But let's be honest; for Hougoumont (behind the walls) these figures are very useful. Because there the bayonets were only a hindrance when the rifle was pushed through the loopholes. That's why it was certainly not put on there ..

And if you look at it that way, then STRELETS has again created a set that is unique. :thinking_face:

Because there are quite a few real Fire Line Soldiers on the market ... right?

On the other hand, it wouldn't have been bad to make the muskets with the bayonets attached. Then you could still use them in Hougoumont and simply detach the bayonets (if required). That would have been the better solution. :confused:

Re: No Bayonets but useful for Defense of Hougoumont ?

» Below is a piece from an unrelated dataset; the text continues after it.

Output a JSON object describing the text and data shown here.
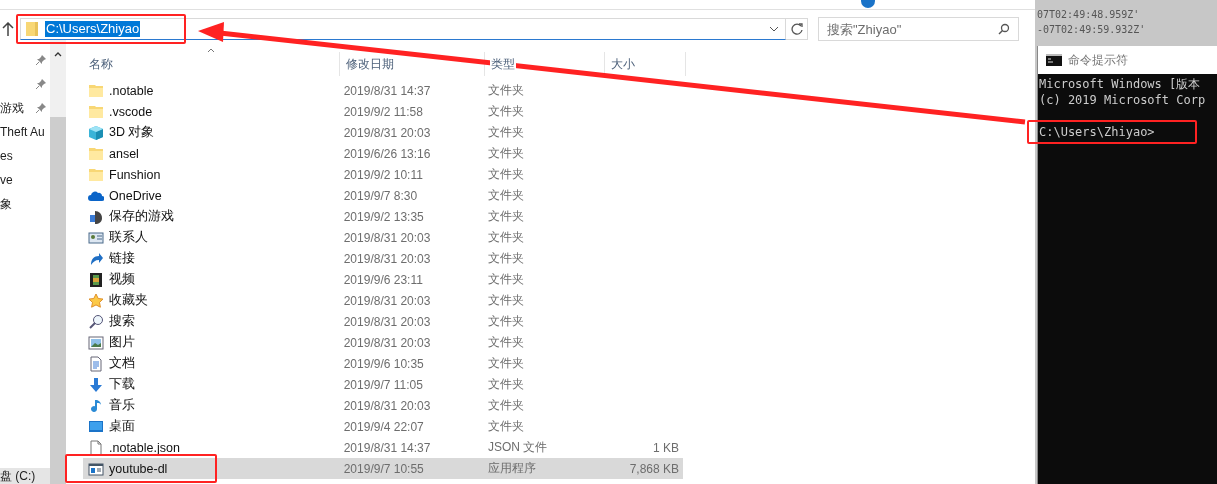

Probably when firing through loopholes or windows. But I think they may of still used the bayonets when defending the wall from above. Would be a helpful weapon in getting rid of those that tried to scale the walls.
Some poses with flank company shoulder rolls would of certainly helped to paint up some foot guard light companys for Hougoumont, but there arent any moulded.

Yes it is possible to sort through other sets to obtain suitable figures, but then that is a expensive way of doing it, getting multiple sets for just a few poses. Same as it would of been if someone only wanted marching figures. Imagine trying to get enough marching poses out the newer Italeri British set where theres only 3 in a box!! Thankfully, Strelets made a set dedicated to just that. And I thought that was the whole point of the recent Nap sets....they are performing a singular maneuver or task. Thus a much more economically viable proposition for the customer.
Also if we are going to just say theres already suitable poses dotted around here and there, the project as a whole may as well be dropped. For all nations. As there are sets out there that may have a pose marching or at shoulder arms etc already.

Thing is even without the bayonet, there is something rather unsatisfactory about those muskets. They just look wrong. The poses are not the most convincing either. As someone else has said, a few of the poses look more like they are out shooting grouse!!
And we still come back to the same issue.....we asked for Napoleonic firing line sets. This set, as you have pointed out isnt really suited to that. Not for on a battlefield.
Yes some of us have had our expectations disappointed, but as I say, the request was for firing lines. This is what is ment to be the British set, hence being titled as such....and thus this effort is what Strelets gave us.....hence the disappointment among some.

I may buy 1 box to see if I cant use some of the poses. The wounded will find use. Their muskets look slightly better. The Sargent is a brilliant pose. But on the whole, its a set that i will pass on.
Hopefully other nations sets are better, but for proper British firing lines, I myself will look elsewhere among what plastic sets there are and of course metal...unless Strelets wants to do a true firing line as a part 2?!